Important aspects of the chemicals, energy, and agritech industries are heavily dependent on water, so shortages are a significant concern. Its role in green hydrogen production means clean water is an essential raw material for energy transition too. Yet just 3% of the world’s water is classified as freshwater, and unease surrounding its use in commercial applications is increasing. Agriculture and industry/energy of global freshwater use respectively.
As part of their sustainability plans, many companies have set ambitious goals to reduce water use, but they don’t always have a focused plan to achieve them. Targets typically set by the C-suite are hard to operationalise. Plant managers often lack adequate technologies and tools to make material changes.
So, what can industry leaders do differently in 2023 to move the needle on water stewardship? There is a need to push innovation and drive the advancement of solutions - improving will be central to future progress – technologies such as IoT, AI, and advanced meters will be pivotal in monitoring water quality and enabling sustainable water use. The technology landscape may appear ripe with alternatives, but there are often challenges in spotting and assessing the right technologies that may have a significant impact.

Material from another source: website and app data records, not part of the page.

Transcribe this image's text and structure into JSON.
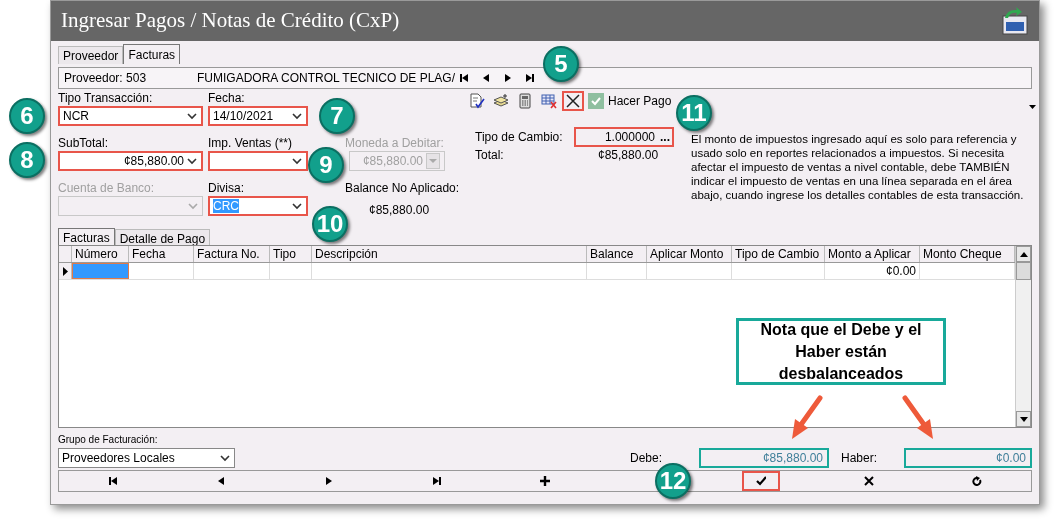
{
  "window": {
    "title": "Ingresar Pagos / Notas de Crédito (CxP)"
  },
  "tabs": [
    {
      "label": "Proveedor",
      "selected": false
    },
    {
      "label": "Facturas",
      "selected": true
    }
  ],
  "provider_bar": {
    "code": "Proveedor: 503",
    "name": "FUMIGADORA CONTROL TECNICO DE PLAG/"
  },
  "form_rows": [
    [
      {
        "kind": "select",
        "label": "Tipo Transacción:",
        "value": "NCR",
        "disabled": false,
        "highlighted": true
      },
      {
        "kind": "select",
        "label": "Fecha:",
        "value": "14/10/2021",
        "disabled": false,
        "highlighted": true
      }
    ],
    [
      {
        "kind": "select",
        "label": "SubTotal:",
        "value": "¢85,880.00",
        "right_aligned": true,
        "disabled": false,
        "highlighted": true
      },
      {
        "kind": "select",
        "label": "Imp. Ventas (**)",
        "disabled": false,
        "highlighted": true
      },
      {
        "kind": "select",
        "label": "Moneda a Debitar:",
        "value": "¢85,880.00",
        "right_aligned": true,
        "disabled": true,
        "highlighted": false
      }
    ],
    [
      {
        "kind": "select",
        "label": "Cuenta de Banco:",
        "disabled": true,
        "highlighted": false
      },
      {
        "kind": "select",
        "label": "Divisa:",
        "value": "CRC",
        "selected_text": true,
        "disabled": false,
        "highlighted": true
      },
      {
        "kind": "text",
        "label": "Balance No Aplicado:",
        "value": "¢85,880.00"
      }
    ]
  ],
  "tools": [
    {
      "kind": "check-doc",
      "highlighted": false
    },
    {
      "kind": "stack",
      "highlighted": false
    },
    {
      "kind": "calculator",
      "highlighted": false
    },
    {
      "kind": "grid-delete",
      "highlighted": false
    },
    {
      "kind": "cross",
      "highlighted": true
    }
  ],
  "hacer_pago": {
    "label": "Hacer Pago",
    "checked": true
  },
  "exchange": {
    "label": "Tipo de Cambio:",
    "value": "1.000000",
    "button": "...",
    "highlighted": true
  },
  "total": {
    "label": "Total:",
    "value": "¢85,880.00"
  },
  "note_text": "El monto de impuestos ingresado aquí es solo para referencia y usado solo en reportes relacionados a impuestos. Si necesita afectar el impuesto de ventas a nivel contable, debe TAMBIÉN indicar el impuesto de ventas en una línea separada en el área abajo, cuando ingrese los detalles contables de esta transacción.",
  "grid_tabs": [
    {
      "label": "Facturas",
      "selected": true
    },
    {
      "label": "Detalle de Pago",
      "selected": false
    }
  ],
  "grid": {
    "columns": [
      "Número",
      "Fecha",
      "Factura No.",
      "Tipo",
      "Descripción",
      "Balance",
      "Aplicar Monto",
      "Tipo de Cambio",
      "Monto a Aplicar",
      "Monto Cheque"
    ],
    "rows": [
      {
        "current": true,
        "numero_selected": true,
        "monto_a_aplicar": "¢0.00"
      }
    ]
  },
  "billing_group": {
    "label": "Grupo de Facturación:",
    "value": "Proveedores Locales"
  },
  "totals": [
    {
      "label": "Debe:",
      "value": "¢85,880.00",
      "highlighted": true
    },
    {
      "label": "Haber:",
      "value": "¢0.00",
      "highlighted": true
    }
  ],
  "nav_buttons": [
    {
      "kind": "first",
      "highlighted": false
    },
    {
      "kind": "prev",
      "highlighted": false
    },
    {
      "kind": "next",
      "highlighted": false
    },
    {
      "kind": "last",
      "highlighted": false
    },
    {
      "kind": "add",
      "highlighted": false
    },
    {
      "kind": "ok",
      "highlighted": true
    },
    {
      "kind": "cancel",
      "highlighted": false
    },
    {
      "kind": "refresh",
      "highlighted": false
    }
  ],
  "callouts": [
    {
      "number": "5"
    },
    {
      "number": "6"
    },
    {
      "number": "7"
    },
    {
      "number": "8"
    },
    {
      "number": "9"
    },
    {
      "number": "10"
    },
    {
      "number": "11"
    },
    {
      "number": "12"
    }
  ],
  "note": {
    "text": "Nota que el Debe y el Haber están desbalanceados"
  }
}
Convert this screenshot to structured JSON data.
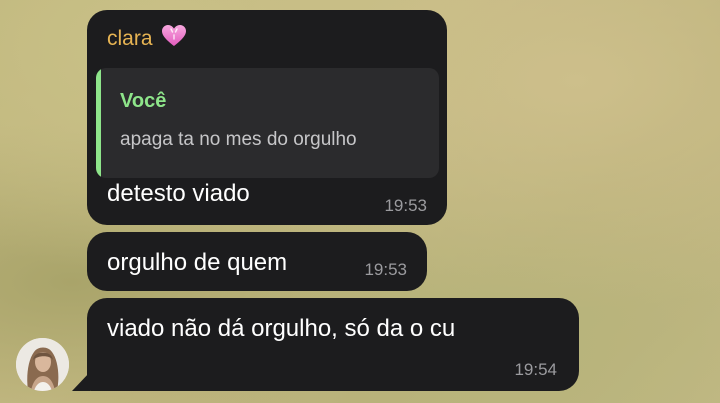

Technologies for water stewardship
The water conservation journey often begins with the introduction of measurement technologies to track usage. Monitoring how much water is consumed and discharged provides a useful benchmark, but more advanced approaches are needed. Sagentia Innovation’s Industrial Sector Manager, Tom Kruczynski, says enhancing assets with smart and connected features can be beneficial: “Tracking water usage patterns and detecting failures is just the start. The real benefits for water stewardship come from combining data to create a holistic view of the entire network, then generating actionable insights.”
Agritech is already a forerunner in this space, using AI-powered irrigation as part of precision farming strategies. By capturing and analysing a wide range of data – related to soil, light, weather, and plant conditions – irrigation systems can be automated to ensure ‘just enough’ water is used at the appropriate times to optimise crop yield.
Strategies for water management
Sagentia Innovation’s Chief Technology Officer, Alun James, sees water quality as an important area where improvements can be made. This is about how water quality is defined for different applications, as well as the methods used to ensure necessary standards are met. “We’re going to see increased understanding and acceptance of water that is ‘clean enough’ for its intended purpose, whether that’s drinking or industrial use. It’s possible to deliver water that is good enough but not over-processed with the help of sensor-based checks to keep processing steps and chemicals to a minimum.”
Closed loop systems for water reuse are another attractive proposition for industry. Many processes require high-purity water, meaning it needs to be treated or filtered between cycles. The development of sustainable and cost-effective solutions to achieve this will be key. Optimising controlled water losses through evaporation and bleeding is another area that could deliver positive returns.
The chemical processing sector will benefit enormously from any new developments in this space. Finding ways to reuse or recycle the large quantities of water used in heating, cooling, and distillation processes could enable significant reductions in plants’ water footprints.
Material science company Dow has made the recycling of water in water-stressed communities a priority for its
‘world-leading operations performance’ 2025 sustainability goal. Impressive progress has been made at its Tarragona petrochemical complex in Spain where collaboration with local water companies has resulted in the plant’s successful reuse of local wastewater. Water used in nearby cities and businesses is treated and then fed through a pipeline for use in the plant’s cooling tower, reducing freshwater use by 22% and effluent discharge by 49%. Such collaborative approaches are likely to play a key role in water stewardship strategies for industry in 2023 and beyond.
Developing solutions that deliver
As the impacts of climate change intensify, action is needed to optimise water management, reducing industry’s reliance on and exploitation of this precious resource. Ambitious goals need to be backed up with practical strategies and appropriate levels of funding. Intelligent use of technology is just one part of the solution. Innovative strategies that change how, where, and when water is used are also required. There is no silver bullet but making a business case for investment in water stewardship is a good place to start.
At Sagentia Innovation, we have the scientific, industrial, and sustainability expertise to help clients focus their efforts and make meaningful progress on water stewardship. Find out more about our industrial, chemicals, and energy sector services here.